[Task details]
Print the data again, exactly.

[Data shown]
_ _ _ _

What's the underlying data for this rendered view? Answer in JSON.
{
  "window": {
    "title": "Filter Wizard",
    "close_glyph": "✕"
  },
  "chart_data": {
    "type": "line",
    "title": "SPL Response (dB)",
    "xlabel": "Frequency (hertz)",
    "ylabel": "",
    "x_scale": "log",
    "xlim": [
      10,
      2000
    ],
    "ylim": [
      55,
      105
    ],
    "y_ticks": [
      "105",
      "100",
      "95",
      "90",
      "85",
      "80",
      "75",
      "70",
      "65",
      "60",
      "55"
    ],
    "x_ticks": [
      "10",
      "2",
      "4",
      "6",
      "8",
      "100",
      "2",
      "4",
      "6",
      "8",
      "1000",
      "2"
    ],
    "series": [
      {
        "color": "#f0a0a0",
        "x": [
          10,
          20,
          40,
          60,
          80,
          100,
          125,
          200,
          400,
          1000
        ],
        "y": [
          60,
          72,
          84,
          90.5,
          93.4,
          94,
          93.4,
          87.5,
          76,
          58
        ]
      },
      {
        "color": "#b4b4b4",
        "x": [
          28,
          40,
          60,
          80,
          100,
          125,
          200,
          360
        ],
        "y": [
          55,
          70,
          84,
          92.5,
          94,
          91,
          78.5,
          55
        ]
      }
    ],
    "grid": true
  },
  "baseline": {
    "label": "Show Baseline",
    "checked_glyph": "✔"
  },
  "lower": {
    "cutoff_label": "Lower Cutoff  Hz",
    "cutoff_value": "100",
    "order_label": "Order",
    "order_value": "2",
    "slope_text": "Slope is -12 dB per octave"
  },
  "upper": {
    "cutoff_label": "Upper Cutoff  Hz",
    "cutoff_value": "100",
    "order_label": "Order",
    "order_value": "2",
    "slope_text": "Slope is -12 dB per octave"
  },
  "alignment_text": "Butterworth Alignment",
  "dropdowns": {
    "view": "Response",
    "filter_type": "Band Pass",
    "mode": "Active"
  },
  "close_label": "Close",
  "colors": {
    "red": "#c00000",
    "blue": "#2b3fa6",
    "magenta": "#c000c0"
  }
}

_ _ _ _

[Answer box]
What's the underlying data for this rendered view? Answer in JSON.
{
  "window": {
    "title": "Filter Wizard",
    "close_glyph": "✕"
  },
  "chart_data": {
    "type": "line",
    "title": "SPL Response (dB)",
    "xlabel": "Frequency (hertz)",
    "ylabel": "",
    "x_scale": "log",
    "xlim": [
      10,
      2000
    ],
    "ylim": [
      55,
      105
    ],
    "y_ticks": [
      "105",
      "100",
      "95",
      "90",
      "85",
      "80",
      "75",
      "70",
      "65",
      "60",
      "55"
    ],
    "x_ticks": [
      "10",
      "2",
      "4",
      "6",
      "8",
      "100",
      "2",
      "4",
      "6",
      "8",
      "1000",
      "2"
    ],
    "series": [
      {
        "color": "#f0a0a0",
        "x": [
          10,
          20,
          40,
          60,
          80,
          100,
          125,
          200,
          400,
          1000
        ],
        "y": [
          60,
          72,
          84,
          90.5,
          93.4,
          94,
          93.4,
          87.5,
          76,
          58
        ]
      },
      {
        "color": "#b4b4b4",
        "x": [
          28,
          40,
          60,
          80,
          100,
          125,
          200,
          360
        ],
        "y": [
          55,
          70,
          84,
          92.5,
          94,
          91,
          78.5,
          55
        ]
      }
    ],
    "grid": true
  },
  "baseline": {
    "label": "Show Baseline",
    "checked_glyph": "✔"
  },
  "lower": {
    "cutoff_label": "Lower Cutoff  Hz",
    "cutoff_value": "100",
    "order_label": "Order",
    "order_value": "2",
    "slope_text": "Slope is -12 dB per octave"
  },
  "upper": {
    "cutoff_label": "Upper Cutoff  Hz",
    "cutoff_value": "100",
    "order_label": "Order",
    "order_value": "2",
    "slope_text": "Slope is -12 dB per octave"
  },
  "alignment_text": "Butterworth Alignment",
  "dropdowns": {
    "view": "Response",
    "filter_type": "Band Pass",
    "mode": "Active"
  },
  "close_label": "Close",
  "colors": {
    "red": "#c00000",
    "blue": "#2b3fa6",
    "magenta": "#c000c0"
  }
}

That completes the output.